When is 3D printing interesting for robot grippers?

When designing a robot cell, the balance must always be found between accuracy, speed, payload and of course costs.  

The accuracy, for example, depends on the rigidity of the robot and the inertia of the system. The lower the mass of robot and payload, the smaller the inertia (and overshoot) and the more accurately the cell will operate. The smaller the mass of the payload, the faster the same robot cell can operate in order to achieve the same accuracy. At low speeds, the payload may be high in order to achieve the necessary accuracy.

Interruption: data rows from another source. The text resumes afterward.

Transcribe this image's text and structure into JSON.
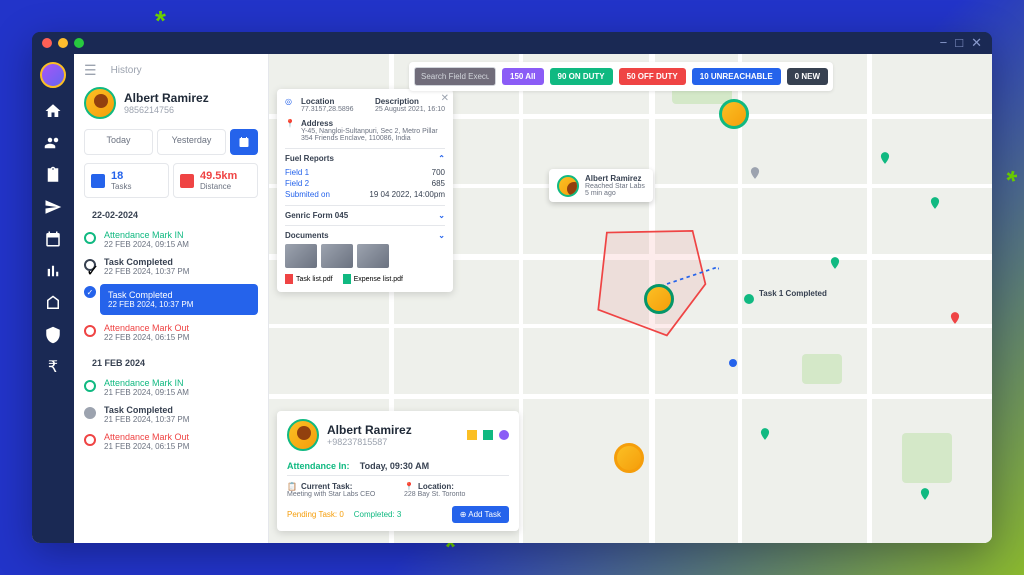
{
  "breadcrumb": "History",
  "user": {
    "name": "Albert Ramirez",
    "phone": "9856214756"
  },
  "tabs": {
    "today": "Today",
    "yesterday": "Yesterday"
  },
  "stats": {
    "tasks_val": "18",
    "tasks_lbl": "Tasks",
    "dist_val": "49.5km",
    "dist_lbl": "Distance"
  },
  "timeline": {
    "date1": "22-02-2024",
    "date2": "21 FEB 2024",
    "items": [
      {
        "title": "Attendance Mark IN",
        "time": "22 FEB 2024, 09:15 AM",
        "type": "green"
      },
      {
        "title": "Task Completed",
        "time": "22 FEB 2024, 10:37 PM",
        "type": "check"
      },
      {
        "title": "Task Completed",
        "time": "22 FEB 2024, 10:37 PM",
        "type": "active"
      },
      {
        "title": "Attendance Mark Out",
        "time": "22 FEB 2024, 06:15 PM",
        "type": "red"
      },
      {
        "title": "Attendance Mark IN",
        "time": "21 FEB 2024, 09:15 AM",
        "type": "green-hollow"
      },
      {
        "title": "Task Completed",
        "time": "21 FEB 2024, 10:37 PM",
        "type": "gray"
      },
      {
        "title": "Attendance Mark Out",
        "time": "21 FEB 2024, 06:15 PM",
        "type": "red-hollow"
      }
    ]
  },
  "search": {
    "placeholder": "Search Field Executive"
  },
  "pills": {
    "all": "150 All",
    "on": "90 ON DUTY",
    "off": "50 OFF DUTY",
    "unr": "10 UNREACHABLE",
    "new": "0 NEW"
  },
  "infocard": {
    "location_lbl": "Location",
    "location_val": "77.3157,28.5896",
    "desc_lbl": "Description",
    "desc_val": "25 August 2021, 16:10",
    "addr_lbl": "Address",
    "addr_val": "Y-45, Nangloi-Sultanpuri, Sec 2, Metro Pillar 354 Friends Enclave, 110086, India",
    "fuel_hdr": "Fuel Reports",
    "field1_lbl": "Field 1",
    "field1_val": "700",
    "field2_lbl": "Field 2",
    "field2_val": "685",
    "submit_lbl": "Submited on",
    "submit_val": "19 04 2022, 14:00pm",
    "form_hdr": "Genric Form 045",
    "docs_hdr": "Documents",
    "pdf1": "Task list.pdf",
    "pdf2": "Expense list.pdf"
  },
  "bottomcard": {
    "name": "Albert Ramirez",
    "phone": "+98237815587",
    "att_lbl": "Attendance In:",
    "att_val": "Today, 09:30 AM",
    "ct_lbl": "Current Task:",
    "ct_val": "Meeting with  Star Labs CEO",
    "loc_lbl": "Location:",
    "loc_val": "228 Bay St. Toronto",
    "pending": "Pending Task: 0",
    "completed": "Completed: 3",
    "addtask": "Add Task"
  },
  "popup": {
    "name": "Albert Ramirez",
    "sub": "Reached Star Labs",
    "time": "5 min ago"
  },
  "taskmarker": "Task 1 Completed",
  "colors": {
    "primary": "#2563eb",
    "success": "#10b981",
    "danger": "#ef4444",
    "warning": "#f59e0b"
  }
}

It is only interesting to change to a lightweight version of a gripper when the weight of the gripper has a large share in the total payload. Useful payload, or the weight of the load moved, is the difference between the total payload of the robot and the weight of the gripper. If the useful payload is high compared to the total payload, a weight reduction of the gripper has little effect on the total payload.

For example, if a load of 700 g is moved with a gripper of 300 g, it makes little sense to rework the design of the gripper to a lightweight version of about 210 g (30% weight reduction). The total payload then remains 910 g (instead of 1000 g, so a 9% total reduction).

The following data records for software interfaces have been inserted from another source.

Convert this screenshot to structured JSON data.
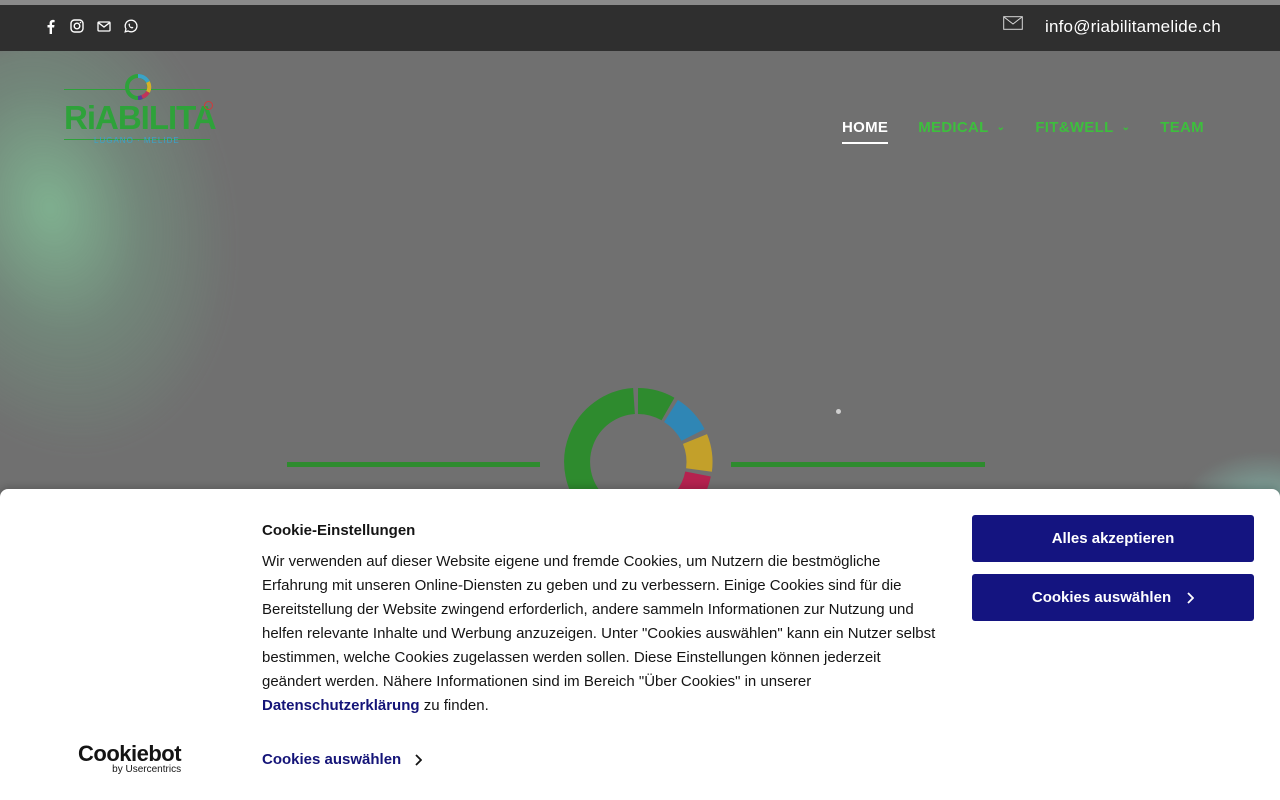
{
  "topbar": {
    "social_icons": [
      "facebook-icon",
      "instagram-icon",
      "mail-icon",
      "whatsapp-icon"
    ],
    "email": "info@riabilitamelide.ch"
  },
  "logo": {
    "text": "RiABILITA",
    "sub": "LUGANO · MELIDE"
  },
  "nav": {
    "items": [
      {
        "label": "HOME",
        "active": true,
        "has_dropdown": false
      },
      {
        "label": "MEDICAL",
        "active": false,
        "has_dropdown": true
      },
      {
        "label": "FIT&WELL",
        "active": false,
        "has_dropdown": true
      },
      {
        "label": "TEAM",
        "active": false,
        "has_dropdown": false
      }
    ]
  },
  "cookie": {
    "title": "Cookie-Einstellungen",
    "text_before_link": "Wir verwenden auf dieser Website eigene und fremde Cookies, um Nutzern die bestmögliche Erfahrung mit unseren Online-Diensten zu geben und zu verbessern. Einige Cookies sind für die Bereitstellung der Website zwingend erforderlich, andere sammeln Informationen zur Nutzung und helfen relevante Inhalte und Werbung anzuzeigen. Unter \"Cookies auswählen\" kann ein Nutzer selbst bestimmen, welche Cookies zugelassen werden sollen. Diese Einstellungen können jederzeit geändert werden. Nähere Informationen sind im Bereich \"Über Cookies\" in unserer ",
    "link_text": "Datenschutzerklärung",
    "text_after_link": " zu finden.",
    "accept_all_label": "Alles akzeptieren",
    "choose_label": "Cookies auswählen",
    "select_link_label": "Cookies auswählen",
    "brand_main": "Cookiebot",
    "brand_sub": "by Usercentrics"
  },
  "colors": {
    "topbar_bg": "#2f2f2f",
    "nav_green": "#3dbf3d",
    "button_navy": "#141480"
  }
}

However, if a 300 g gripper moves a load of 20 g, the same weight saving has a more significant influence on the total payload: 210 g + 20 g = 230 g (instead of 320 g; thus a total reduction of almost 30 percent). A payload that is 30 percent lower can certainly have an influence on accuracy and speed.

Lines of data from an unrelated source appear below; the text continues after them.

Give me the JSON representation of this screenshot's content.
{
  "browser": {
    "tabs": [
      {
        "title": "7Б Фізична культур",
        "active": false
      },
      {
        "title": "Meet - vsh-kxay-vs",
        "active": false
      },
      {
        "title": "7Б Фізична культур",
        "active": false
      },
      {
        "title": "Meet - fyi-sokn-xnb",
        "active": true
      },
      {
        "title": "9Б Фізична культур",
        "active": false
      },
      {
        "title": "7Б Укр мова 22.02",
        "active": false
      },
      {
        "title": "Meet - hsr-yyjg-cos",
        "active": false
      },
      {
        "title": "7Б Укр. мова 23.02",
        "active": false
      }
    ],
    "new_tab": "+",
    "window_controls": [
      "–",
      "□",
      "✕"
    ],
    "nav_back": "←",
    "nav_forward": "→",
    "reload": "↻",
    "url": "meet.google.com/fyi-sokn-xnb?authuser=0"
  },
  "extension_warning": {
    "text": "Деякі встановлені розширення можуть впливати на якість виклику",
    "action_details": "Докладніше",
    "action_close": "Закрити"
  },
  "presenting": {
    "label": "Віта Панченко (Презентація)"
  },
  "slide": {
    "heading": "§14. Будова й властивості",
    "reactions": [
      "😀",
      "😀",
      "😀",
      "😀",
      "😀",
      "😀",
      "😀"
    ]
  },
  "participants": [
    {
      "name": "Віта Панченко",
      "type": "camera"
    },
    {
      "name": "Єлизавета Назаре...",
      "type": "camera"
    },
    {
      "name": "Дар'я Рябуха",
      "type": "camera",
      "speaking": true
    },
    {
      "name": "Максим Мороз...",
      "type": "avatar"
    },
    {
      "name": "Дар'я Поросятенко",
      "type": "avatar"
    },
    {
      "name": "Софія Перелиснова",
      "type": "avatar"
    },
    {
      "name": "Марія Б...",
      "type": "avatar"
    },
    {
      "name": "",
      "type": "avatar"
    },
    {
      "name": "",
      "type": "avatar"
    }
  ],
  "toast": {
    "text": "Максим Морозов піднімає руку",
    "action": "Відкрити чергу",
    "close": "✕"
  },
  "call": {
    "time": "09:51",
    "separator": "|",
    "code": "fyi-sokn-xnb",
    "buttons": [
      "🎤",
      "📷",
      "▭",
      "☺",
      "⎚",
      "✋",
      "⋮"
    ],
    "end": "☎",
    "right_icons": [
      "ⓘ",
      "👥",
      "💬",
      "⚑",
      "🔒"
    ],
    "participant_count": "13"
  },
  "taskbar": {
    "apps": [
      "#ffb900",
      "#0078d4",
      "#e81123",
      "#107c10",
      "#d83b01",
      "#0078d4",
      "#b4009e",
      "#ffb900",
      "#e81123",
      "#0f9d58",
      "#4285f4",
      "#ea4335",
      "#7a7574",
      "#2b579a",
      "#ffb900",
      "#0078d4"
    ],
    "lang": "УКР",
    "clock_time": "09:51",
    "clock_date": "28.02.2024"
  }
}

It’s useful to invest engineering time in a lightweight version of a robot grabber for robot cells that move light loads and move quickly. Typical examples are applications in food, pharmaceuticals, electronics, plastic components, etc. 

Are you interested in this topic or looking for a solution for your specific situation? Then please contact us! Sirris has about 20 experts in additive manufacturing and an extensive machine park to help you further.